When Nature Teams Up

Here are some little-known facts about how wild birds and animals engage in teamwork for survival!

Teamwork in the animal world is not surprising: bees swarm together, ants live in communities, lions work together as a pride and elephants need their herd. The gathering of food, whether by hunting or by foraging, remains the key focus for any group of animals.

Teamwork between monkeys and deer is legendary in the forest. Monkeys hang around herds of deer and are the first to warn the deer if a predator is nearby. The deer also has the advantage of getting treats from the trees when the monkeys break branches or drop some fruit! With such teamwork in play, it is hard work for a predator to come close enough unnoticed.

Image: Image Courtesy- Surabhi Ganguly 

A pack animal that is relatively unknown is the Indian Wild Dog or Dhole. Often incorrectly called foxes because of their rusty colour and bushy tails, these dogs roam in the densest Indian jungles and hunt alongside tigers and leopards. When they play, they look like the dogs in your local dog park, running in circles, tripping over each other and rolling in the mud, and when they are lazy, they could sleep for hours without any concern about your presence. But when they are hungry, they are well-organised and ruthless. They communicate with each other by whistling, chase their prey until it is exhausted, then gang up on the animal from different corners and keep attacking it until it falls to the ground. A large enough pack of wild dogs could even bring down a tiger!

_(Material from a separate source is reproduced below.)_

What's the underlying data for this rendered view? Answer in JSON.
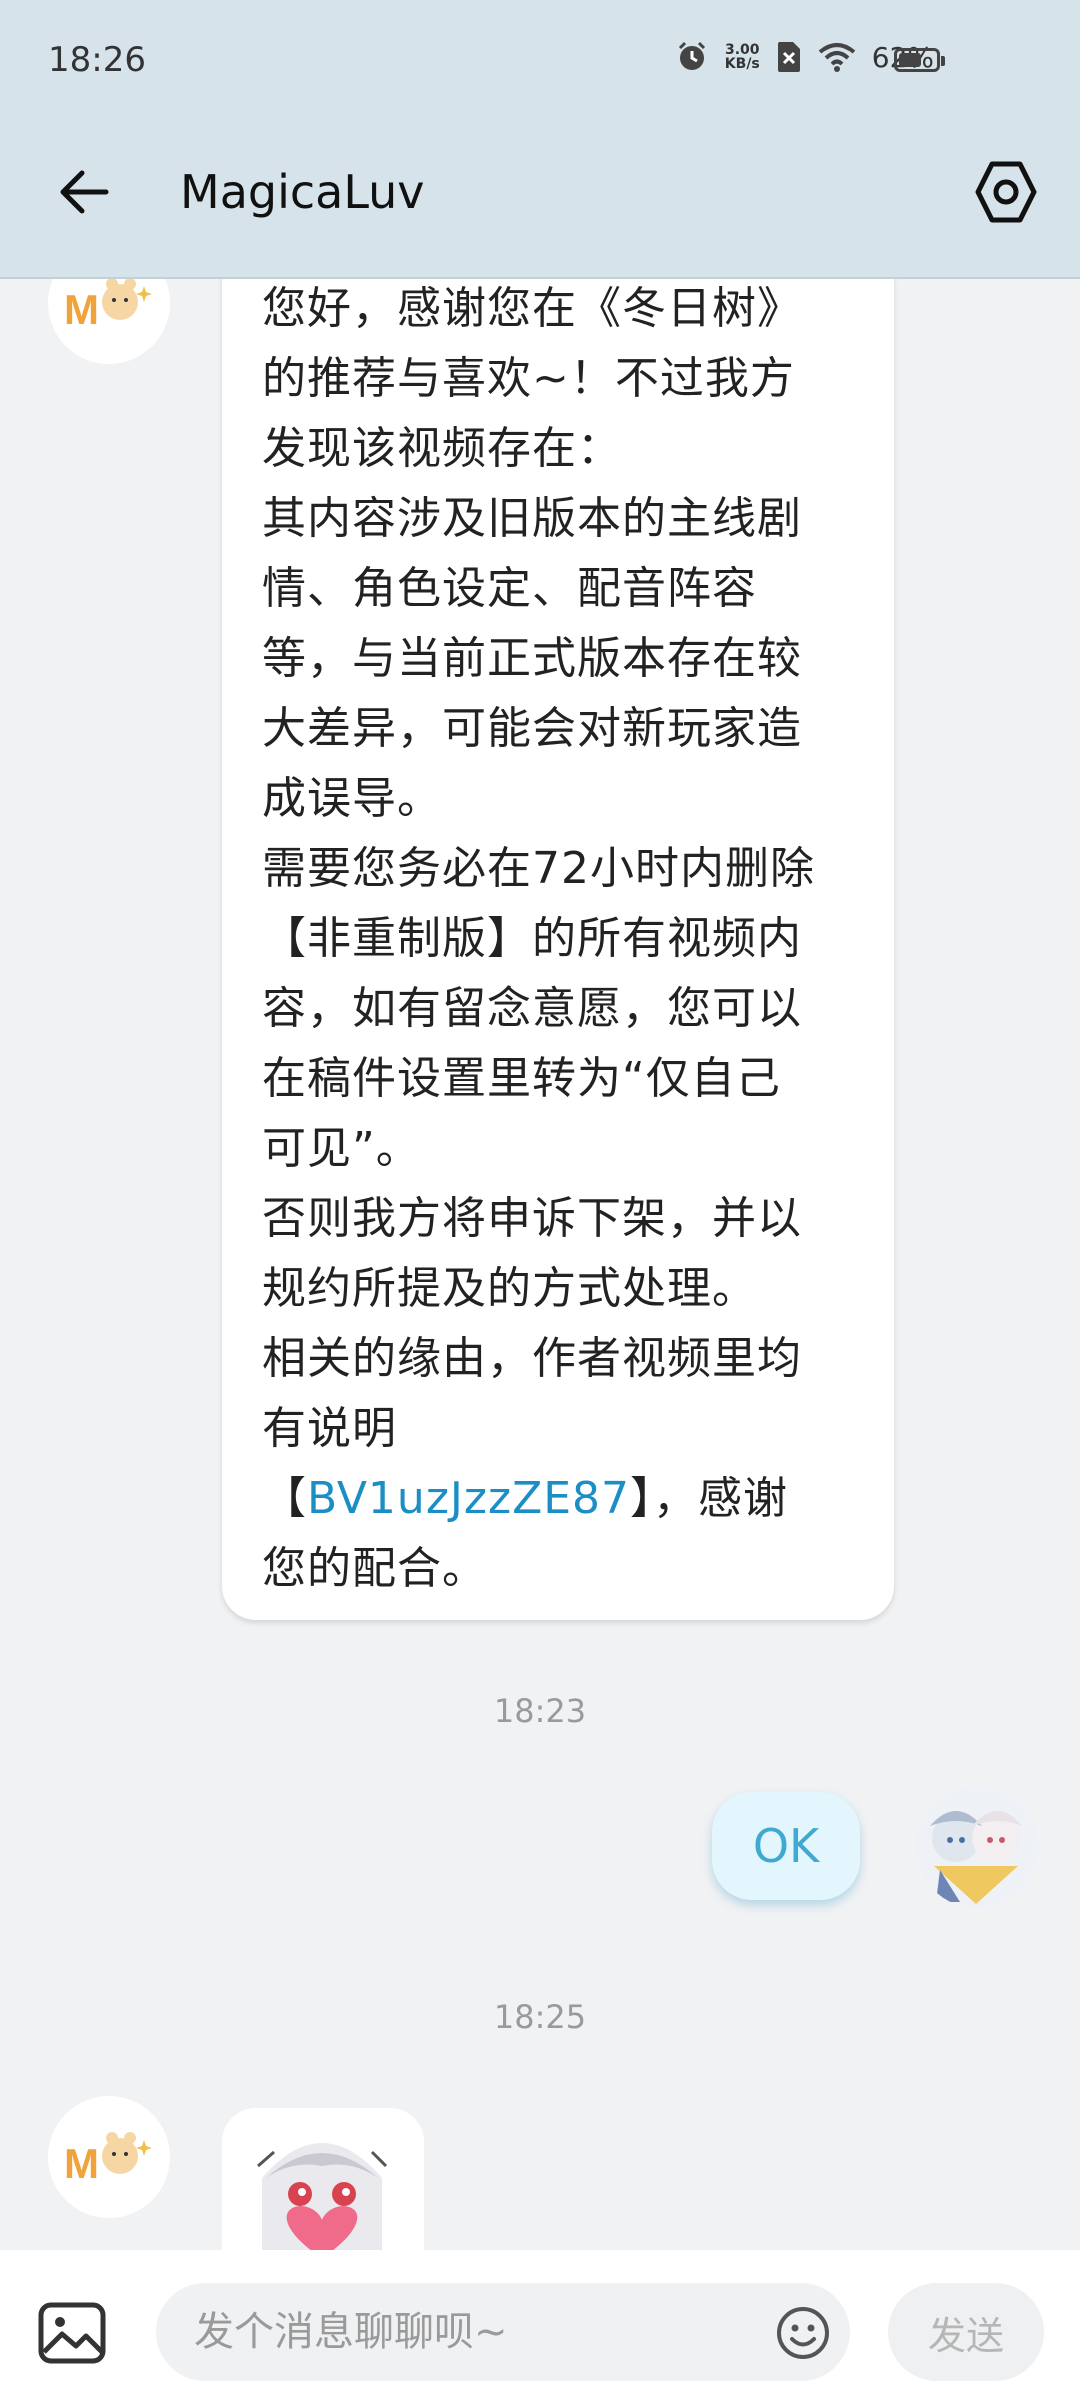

A little-known fact about birds in the jungle is that they form teams too. These birds team up with birds of another species and form a flock, also called a hunting party. Being insectivorous, these birds are found in various parts of the forest; some on the ground, others in the lower bushes, and still others sweeping from tree to tree or pecking in the wood. With so much activity, insects are displaced and can be easily spotted and caught as prey! This pretty smart strategy pays off well, and one can see the whole flock moving together from one area to the next, being bird-brained may not be such a bad thing after all!

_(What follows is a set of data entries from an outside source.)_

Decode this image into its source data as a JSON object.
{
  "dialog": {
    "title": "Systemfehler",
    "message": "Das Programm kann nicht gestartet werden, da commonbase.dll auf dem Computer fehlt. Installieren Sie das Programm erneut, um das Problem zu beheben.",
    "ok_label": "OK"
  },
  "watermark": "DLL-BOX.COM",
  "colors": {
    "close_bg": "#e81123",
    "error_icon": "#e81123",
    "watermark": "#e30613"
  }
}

The more time one spends in nature, the more one can understand these habits and patterns in the wild. Teamwork plays a crucial role in survival; perhaps it is time that humans learn a thing or two from the wild!

Surabhi Ganguly

Surabhi Ganguly

Jeevoka member since Sep 2019

An electronic engineer by training, I have spent over a decade working with a large multinational company as a Systems Engineer with postings in India and Europe. The outdoors have fascinated me ever since I was a little girl, and so I have curiously ventured the wild with my binoculars, a bird book and the wish to know my surroundings better. Over the last fifteen years, I have visited many national parks across the country and have had several up, close and personal experiences with wildlife that I am excited to share here!